Steep Hollow Creek flows through one of several glens formed by creeks cutting down the eastern slope of the Cayuga Inlet Valley. Aptly named, this creek has cut through very deep gravel deposits to form a steep-sided glen. The creek now flows over exposed bedrock in a series of small waterfalls.
This shady wooded hollow is one of Ithaca’s most pristine ravines. The site is very diverse and includes a dry knoll, upland forest on a steep slope, floodplain forest, and a creek bed.
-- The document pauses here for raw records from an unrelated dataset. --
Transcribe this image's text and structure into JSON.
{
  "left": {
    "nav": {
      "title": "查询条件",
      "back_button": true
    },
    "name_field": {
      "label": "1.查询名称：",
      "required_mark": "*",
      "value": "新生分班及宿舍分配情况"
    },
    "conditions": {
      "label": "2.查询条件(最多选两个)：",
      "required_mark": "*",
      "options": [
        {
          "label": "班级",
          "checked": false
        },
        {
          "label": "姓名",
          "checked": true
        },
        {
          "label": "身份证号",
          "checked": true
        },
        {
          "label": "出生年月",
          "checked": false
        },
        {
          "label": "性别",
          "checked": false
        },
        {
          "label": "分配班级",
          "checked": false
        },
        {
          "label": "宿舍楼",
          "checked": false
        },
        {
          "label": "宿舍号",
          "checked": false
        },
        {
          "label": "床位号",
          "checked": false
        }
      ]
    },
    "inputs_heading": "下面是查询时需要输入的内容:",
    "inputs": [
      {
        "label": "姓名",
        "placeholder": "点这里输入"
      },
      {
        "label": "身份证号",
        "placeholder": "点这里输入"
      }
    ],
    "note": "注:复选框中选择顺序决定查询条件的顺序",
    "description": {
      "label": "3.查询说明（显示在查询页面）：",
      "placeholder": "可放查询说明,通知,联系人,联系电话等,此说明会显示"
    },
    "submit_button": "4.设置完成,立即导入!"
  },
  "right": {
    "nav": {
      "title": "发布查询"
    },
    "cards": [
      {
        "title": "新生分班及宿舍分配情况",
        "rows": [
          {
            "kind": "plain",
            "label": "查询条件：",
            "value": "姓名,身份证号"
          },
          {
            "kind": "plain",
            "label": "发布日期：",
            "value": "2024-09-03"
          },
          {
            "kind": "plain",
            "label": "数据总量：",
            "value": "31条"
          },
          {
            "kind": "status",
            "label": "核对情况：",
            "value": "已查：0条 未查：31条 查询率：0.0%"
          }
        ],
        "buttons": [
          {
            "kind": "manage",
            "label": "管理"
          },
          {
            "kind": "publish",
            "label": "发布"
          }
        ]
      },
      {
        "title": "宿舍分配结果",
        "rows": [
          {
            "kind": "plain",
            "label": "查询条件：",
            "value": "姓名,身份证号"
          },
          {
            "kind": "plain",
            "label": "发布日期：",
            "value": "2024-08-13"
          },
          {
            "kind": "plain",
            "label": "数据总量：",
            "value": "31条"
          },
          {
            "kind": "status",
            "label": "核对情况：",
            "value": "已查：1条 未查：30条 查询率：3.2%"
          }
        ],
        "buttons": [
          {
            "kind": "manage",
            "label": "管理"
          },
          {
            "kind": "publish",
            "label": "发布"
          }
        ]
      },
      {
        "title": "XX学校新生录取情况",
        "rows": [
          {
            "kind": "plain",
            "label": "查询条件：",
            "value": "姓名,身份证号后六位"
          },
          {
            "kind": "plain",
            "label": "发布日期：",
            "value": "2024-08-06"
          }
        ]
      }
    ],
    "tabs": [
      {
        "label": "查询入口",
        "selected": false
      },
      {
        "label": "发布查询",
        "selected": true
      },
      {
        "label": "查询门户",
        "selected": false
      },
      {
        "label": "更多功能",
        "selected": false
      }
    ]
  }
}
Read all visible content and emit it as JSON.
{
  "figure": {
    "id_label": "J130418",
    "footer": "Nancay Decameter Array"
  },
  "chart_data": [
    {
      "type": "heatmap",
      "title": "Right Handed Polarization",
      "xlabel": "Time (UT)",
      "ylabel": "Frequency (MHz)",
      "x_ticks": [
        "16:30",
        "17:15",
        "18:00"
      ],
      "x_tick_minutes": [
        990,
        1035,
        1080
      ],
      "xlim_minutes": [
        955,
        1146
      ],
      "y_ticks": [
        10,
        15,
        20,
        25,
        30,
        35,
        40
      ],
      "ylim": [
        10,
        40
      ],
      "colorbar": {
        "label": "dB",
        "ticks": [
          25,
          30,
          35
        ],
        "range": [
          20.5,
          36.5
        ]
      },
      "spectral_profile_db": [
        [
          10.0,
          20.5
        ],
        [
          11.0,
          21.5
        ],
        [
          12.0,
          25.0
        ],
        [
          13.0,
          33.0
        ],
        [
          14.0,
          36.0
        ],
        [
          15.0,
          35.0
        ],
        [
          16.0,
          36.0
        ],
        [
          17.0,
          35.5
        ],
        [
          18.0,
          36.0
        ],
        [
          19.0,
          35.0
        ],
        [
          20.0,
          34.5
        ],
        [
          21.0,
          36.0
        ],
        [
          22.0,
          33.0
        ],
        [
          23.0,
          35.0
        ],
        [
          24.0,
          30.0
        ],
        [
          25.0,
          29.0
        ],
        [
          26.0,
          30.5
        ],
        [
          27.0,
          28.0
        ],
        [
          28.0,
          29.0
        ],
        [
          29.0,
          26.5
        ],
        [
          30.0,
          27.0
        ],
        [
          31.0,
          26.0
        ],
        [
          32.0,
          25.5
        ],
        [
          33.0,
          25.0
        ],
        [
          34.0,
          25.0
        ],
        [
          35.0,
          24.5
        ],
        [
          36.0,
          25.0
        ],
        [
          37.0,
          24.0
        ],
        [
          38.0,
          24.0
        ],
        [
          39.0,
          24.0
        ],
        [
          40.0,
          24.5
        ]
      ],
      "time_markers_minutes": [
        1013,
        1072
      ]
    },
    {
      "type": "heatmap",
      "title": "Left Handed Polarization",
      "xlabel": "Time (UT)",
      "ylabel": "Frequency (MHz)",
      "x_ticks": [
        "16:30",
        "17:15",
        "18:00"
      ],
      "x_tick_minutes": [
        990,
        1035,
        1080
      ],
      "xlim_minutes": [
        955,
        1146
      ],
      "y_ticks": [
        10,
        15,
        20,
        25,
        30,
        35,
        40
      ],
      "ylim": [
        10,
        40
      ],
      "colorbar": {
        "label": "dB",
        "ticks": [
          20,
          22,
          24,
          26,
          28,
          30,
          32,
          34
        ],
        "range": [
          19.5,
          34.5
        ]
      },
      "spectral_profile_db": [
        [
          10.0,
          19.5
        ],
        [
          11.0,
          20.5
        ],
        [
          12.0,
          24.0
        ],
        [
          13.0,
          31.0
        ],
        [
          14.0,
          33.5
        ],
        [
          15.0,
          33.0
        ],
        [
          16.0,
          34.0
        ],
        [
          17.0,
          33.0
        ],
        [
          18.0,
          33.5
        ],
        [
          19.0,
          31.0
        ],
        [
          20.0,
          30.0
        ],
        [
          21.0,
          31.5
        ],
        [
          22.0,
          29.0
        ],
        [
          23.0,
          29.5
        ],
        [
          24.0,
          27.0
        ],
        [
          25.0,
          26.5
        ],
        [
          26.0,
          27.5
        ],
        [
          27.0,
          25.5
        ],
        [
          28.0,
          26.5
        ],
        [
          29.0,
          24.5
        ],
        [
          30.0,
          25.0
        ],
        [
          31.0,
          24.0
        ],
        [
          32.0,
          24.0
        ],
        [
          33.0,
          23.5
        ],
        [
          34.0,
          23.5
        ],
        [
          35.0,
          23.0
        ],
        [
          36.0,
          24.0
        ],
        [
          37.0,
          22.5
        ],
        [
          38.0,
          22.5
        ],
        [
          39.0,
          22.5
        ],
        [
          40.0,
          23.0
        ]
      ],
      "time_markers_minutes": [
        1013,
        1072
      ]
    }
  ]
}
On the dry knoll at the top of the slope, black oak (Quercus velutina), red oak (Q. rubra), chestnut oak (Quercus prinus), white oak (Q. alba), shagbark hickory (Carya ovata), pignut hickory (C. glabra), red cedar (Juniperus virginiana), sassafras (Sassafras albidum), and white pine (Pinus strobus) are found. In the understory are flowering dogwood (Cornus florida), blueberries (Vaccinium angustifolium and V. pallidum), wintergreen (Gaultheria procumbens), pussytoes (Antennaria plantaginifolia), and many mosses.
On the rich, gravelly lower slope, characteristic species are basswood (Tilia americana), red maple (Acer rubrum), sugar maple (Acer saccharum), white ash (Fraxinus americana), and black cherry (Prunus serotina). At the base of the slope, the creek meanders across a floodplain through gravelly material. Characteristic floodplain species include sycamore (Platanus occidentalis), cottonwood (Populus deltoides), black walnut (Juglans nigra) and butternut (Juglans cinerea). Spring wildflowers are abundant.